History of the Lottery


The casting of lots to make decisions and determine fates has a long record in human history, although lotteries for material gain are more recent. Public lottery systems have come and gone over the centuries. Some have failed and been abolished, while others have flourished. In the modern era, state-sponsored lotteries have become widespread. Yet despite their popularity, questions have been raised about their social costs and economic justification. These criticisms have focused largely on the effects of compulsive gambling and their alleged regressive impact on lower-income groups.

This essay will examine the origins and evolution of state lotteries, and consider their current social costs and ethical issues. It will also examine the reasons that some states continue to adopt the lottery as a revenue source. Finally, it will consider some ways to minimize the social costs and maximize the benefits of state lotteries.

In his essay, Cohen explores the history of lotteries in general, but he is particularly interested in the state-run lotteries that began to appear after 1964. He argues that the modern incarnation of the lottery emerged when state fiscal crises, in the wake of inflation and the Vietnam War, became increasingly difficult to manage without raising taxes or cutting services. This was at a time when America was still being defined politically by its aversion to taxation.

Throughout its history, the togel online has proved to be an effective means of funding public works projects, including bridges and roads, as well as religious and educational institutions.

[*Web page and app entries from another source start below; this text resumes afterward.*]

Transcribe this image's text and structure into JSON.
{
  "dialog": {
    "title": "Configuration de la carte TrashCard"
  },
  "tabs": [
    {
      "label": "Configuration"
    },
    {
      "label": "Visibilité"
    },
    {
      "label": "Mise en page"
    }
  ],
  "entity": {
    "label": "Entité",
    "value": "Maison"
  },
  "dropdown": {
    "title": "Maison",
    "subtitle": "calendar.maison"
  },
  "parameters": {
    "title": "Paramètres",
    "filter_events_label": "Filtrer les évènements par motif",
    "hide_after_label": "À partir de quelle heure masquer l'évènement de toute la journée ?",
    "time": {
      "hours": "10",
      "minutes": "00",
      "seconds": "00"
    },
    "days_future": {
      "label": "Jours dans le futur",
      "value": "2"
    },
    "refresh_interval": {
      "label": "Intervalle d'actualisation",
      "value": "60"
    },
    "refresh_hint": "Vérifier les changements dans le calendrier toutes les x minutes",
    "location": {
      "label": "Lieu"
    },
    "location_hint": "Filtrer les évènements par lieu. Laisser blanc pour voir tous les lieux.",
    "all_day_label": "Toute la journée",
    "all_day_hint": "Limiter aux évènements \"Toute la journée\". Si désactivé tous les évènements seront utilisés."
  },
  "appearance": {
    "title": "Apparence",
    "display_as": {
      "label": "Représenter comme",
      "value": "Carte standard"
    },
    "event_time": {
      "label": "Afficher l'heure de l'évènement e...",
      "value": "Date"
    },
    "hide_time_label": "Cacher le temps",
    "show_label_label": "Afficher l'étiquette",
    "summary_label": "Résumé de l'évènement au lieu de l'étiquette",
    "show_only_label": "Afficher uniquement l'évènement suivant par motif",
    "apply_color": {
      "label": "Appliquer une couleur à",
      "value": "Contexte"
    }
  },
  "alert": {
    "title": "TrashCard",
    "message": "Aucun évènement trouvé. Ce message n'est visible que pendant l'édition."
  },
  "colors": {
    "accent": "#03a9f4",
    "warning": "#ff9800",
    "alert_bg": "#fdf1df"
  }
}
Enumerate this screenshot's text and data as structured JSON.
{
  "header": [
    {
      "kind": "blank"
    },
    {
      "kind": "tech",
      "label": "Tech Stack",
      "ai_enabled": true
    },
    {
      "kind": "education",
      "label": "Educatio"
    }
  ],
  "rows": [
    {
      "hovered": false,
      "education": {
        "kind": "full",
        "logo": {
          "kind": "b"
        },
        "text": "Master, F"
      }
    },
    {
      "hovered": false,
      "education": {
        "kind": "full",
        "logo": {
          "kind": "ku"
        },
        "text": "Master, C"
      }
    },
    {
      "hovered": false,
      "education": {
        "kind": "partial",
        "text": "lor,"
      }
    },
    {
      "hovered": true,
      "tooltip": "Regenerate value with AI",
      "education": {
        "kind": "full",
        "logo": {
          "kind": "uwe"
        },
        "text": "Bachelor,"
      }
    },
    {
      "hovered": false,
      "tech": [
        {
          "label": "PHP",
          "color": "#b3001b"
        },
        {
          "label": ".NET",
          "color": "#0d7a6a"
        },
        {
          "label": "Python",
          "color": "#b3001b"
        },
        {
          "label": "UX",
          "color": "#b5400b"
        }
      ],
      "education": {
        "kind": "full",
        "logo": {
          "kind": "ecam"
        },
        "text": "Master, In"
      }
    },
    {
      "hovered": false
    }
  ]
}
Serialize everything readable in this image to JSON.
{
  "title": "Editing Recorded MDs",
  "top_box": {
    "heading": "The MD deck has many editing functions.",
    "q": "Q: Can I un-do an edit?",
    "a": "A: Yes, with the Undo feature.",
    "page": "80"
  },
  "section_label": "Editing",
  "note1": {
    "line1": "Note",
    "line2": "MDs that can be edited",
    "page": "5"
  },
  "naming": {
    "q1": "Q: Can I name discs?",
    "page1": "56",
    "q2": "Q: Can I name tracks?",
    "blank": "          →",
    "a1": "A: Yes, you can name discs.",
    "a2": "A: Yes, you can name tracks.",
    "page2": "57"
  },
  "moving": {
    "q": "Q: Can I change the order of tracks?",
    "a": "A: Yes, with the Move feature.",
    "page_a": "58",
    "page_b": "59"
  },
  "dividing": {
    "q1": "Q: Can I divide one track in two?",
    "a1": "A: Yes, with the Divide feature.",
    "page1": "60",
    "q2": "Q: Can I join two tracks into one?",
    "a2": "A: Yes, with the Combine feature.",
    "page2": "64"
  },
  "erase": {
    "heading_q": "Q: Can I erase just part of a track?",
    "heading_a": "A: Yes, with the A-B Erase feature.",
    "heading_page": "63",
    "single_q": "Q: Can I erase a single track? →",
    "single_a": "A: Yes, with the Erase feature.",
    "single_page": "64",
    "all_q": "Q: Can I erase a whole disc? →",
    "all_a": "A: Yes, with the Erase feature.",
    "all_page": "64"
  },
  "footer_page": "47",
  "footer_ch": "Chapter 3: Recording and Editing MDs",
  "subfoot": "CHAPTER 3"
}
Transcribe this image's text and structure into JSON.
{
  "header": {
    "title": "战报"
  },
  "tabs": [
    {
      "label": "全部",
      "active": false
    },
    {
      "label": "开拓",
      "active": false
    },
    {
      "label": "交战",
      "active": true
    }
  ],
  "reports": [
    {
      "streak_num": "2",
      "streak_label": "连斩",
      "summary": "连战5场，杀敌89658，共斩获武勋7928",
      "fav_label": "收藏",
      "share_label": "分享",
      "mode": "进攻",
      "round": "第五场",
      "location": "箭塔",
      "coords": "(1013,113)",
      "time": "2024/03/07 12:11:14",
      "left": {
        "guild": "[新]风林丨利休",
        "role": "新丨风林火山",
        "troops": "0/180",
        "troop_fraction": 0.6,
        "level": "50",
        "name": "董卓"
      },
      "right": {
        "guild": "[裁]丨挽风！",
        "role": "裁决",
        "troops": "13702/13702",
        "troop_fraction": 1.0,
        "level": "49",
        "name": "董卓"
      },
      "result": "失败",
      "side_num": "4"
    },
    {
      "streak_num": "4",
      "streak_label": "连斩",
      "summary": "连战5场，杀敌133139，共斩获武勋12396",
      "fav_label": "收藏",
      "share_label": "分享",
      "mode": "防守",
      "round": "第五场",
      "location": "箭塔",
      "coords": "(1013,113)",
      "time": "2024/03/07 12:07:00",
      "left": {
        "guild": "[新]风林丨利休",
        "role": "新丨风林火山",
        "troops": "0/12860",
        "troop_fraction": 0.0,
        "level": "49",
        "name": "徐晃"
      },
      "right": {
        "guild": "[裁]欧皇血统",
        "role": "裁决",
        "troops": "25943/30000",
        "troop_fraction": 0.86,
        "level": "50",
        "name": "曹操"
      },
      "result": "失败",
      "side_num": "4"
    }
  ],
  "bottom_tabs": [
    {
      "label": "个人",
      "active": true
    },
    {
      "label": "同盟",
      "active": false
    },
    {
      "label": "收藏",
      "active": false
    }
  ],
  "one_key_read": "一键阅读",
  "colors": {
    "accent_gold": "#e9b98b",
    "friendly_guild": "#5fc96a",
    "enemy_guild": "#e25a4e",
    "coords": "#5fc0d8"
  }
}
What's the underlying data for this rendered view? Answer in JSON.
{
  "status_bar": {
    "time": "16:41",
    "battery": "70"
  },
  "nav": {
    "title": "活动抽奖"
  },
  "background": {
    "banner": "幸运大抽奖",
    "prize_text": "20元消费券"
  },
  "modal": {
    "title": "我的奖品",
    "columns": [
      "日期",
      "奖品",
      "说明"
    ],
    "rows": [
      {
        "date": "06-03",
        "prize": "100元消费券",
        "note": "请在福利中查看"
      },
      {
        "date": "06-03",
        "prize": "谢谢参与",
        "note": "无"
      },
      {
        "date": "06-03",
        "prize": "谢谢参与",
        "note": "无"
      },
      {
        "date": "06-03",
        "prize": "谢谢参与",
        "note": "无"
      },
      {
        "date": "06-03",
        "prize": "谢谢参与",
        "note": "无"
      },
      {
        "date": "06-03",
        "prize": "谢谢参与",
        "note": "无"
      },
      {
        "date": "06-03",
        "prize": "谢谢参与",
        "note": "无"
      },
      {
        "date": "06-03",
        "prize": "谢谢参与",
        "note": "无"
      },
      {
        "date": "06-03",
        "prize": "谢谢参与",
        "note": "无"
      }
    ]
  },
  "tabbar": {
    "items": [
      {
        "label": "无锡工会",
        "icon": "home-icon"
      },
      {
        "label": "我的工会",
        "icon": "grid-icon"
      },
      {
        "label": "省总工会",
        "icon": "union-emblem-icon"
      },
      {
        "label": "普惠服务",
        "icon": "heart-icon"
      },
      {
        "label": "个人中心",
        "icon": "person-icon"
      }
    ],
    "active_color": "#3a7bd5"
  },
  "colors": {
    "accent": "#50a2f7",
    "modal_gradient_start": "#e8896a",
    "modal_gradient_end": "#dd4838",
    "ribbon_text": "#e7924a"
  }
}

Many of the early European settlements in America were financed at least partially by lotteries. In England, lottery games were a popular form of recreation, even in the colonies that had strict Protestant prohibitions against gambling. The Continental Congress used a lottery to raise funds for the Revolutionary War. And in the nineteenth century, lotteries became especially popular with American working classes, who saw them as a way to avoid paying income taxes while enjoying the fruits of industrialization.

Today, most lotteries advertise themselves to the working class by focusing on the fun and excitement of playing the game. They use billboards to advertise jackpots of millions of dollars, which are designed to make lottery play seem exciting and accessible to those who would otherwise not be able to afford it. But these messages obscure a darker reality. As studies have shown, the vast majority of lotto players and winners are from middle-income neighborhoods, while far fewer people from low-income areas participate.

This story shows that humankind is full of hypocrisy and evil. It is hard to believe that these villagers would actually do such horrible things in the name of a lottery. However, this is what happens when traditional traditions override the power of reason. This is a disturbing tale that serves to demonstrate the pervasiveness of tradition and its role in shaping our culture. It also warns us about the dangers of allowing ourselves to be blinded by it.